Bloomsday celebrates June 16, 1904: the day captured in James Joyce’s Ulysses. The Modernist novel recounts Homer’s epic poem The Odyssey as a day in the life of Dublin advertising agent Leopold Bloom.
Ulysses broke ground with its stream of consciousness narration. Laurence Sterne based the 18th Century The Life and Opinions of Tristam Shandy, Gentleman on rambling digressions. Joyce explored the inner workings of Stephen Dedalus in his semi-autobiographical first novel A Portrait of the Artist as a Young Man. Dedalus returned in Ulysses, where Joyce expanded the techniques and floated through the streets and thoughts of Dublin over the course of a day.
The story ran in serialized form from 1914 to 1921 before being published as a novel in 1922 in Paris.

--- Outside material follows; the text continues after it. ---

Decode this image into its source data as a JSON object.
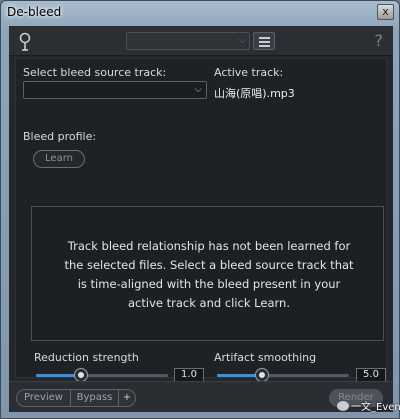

It was plagued with obscenity charges. The United States Post Office burned copies that attempted to enter the country. Due to its idiosyncratic language, there are still difficulties finding a definitive edition.
In Dublin, fans dress in Edwardian garb and walk the streets of the city on June 16, nose in book as they trace the steps of the story. At some point, they might stop in Davy Byrne’s Pub at 21 Duke Street, “Dublin’s Original Gastro Pub,” which appeared in Ulysses and Joyce’s short story collection Dubliners.
Chicago will also find Bloomsday events. Reservations are required for The Cliff Dwellers (200 S Michigan Ave, 22nd Floor). There is a $10 reading from 6-8:15; $50 will include a post-reading dinner. https://www.facebook.com/events/287214638121321. At 8pm, there will be a reading by Bloomsday in Chicago at the Galway Arms (2442 N. Clark Street).
June 16, 1904 is also the day that James Joyce got his first hand job from his wife-to-be, Nora Barnacle.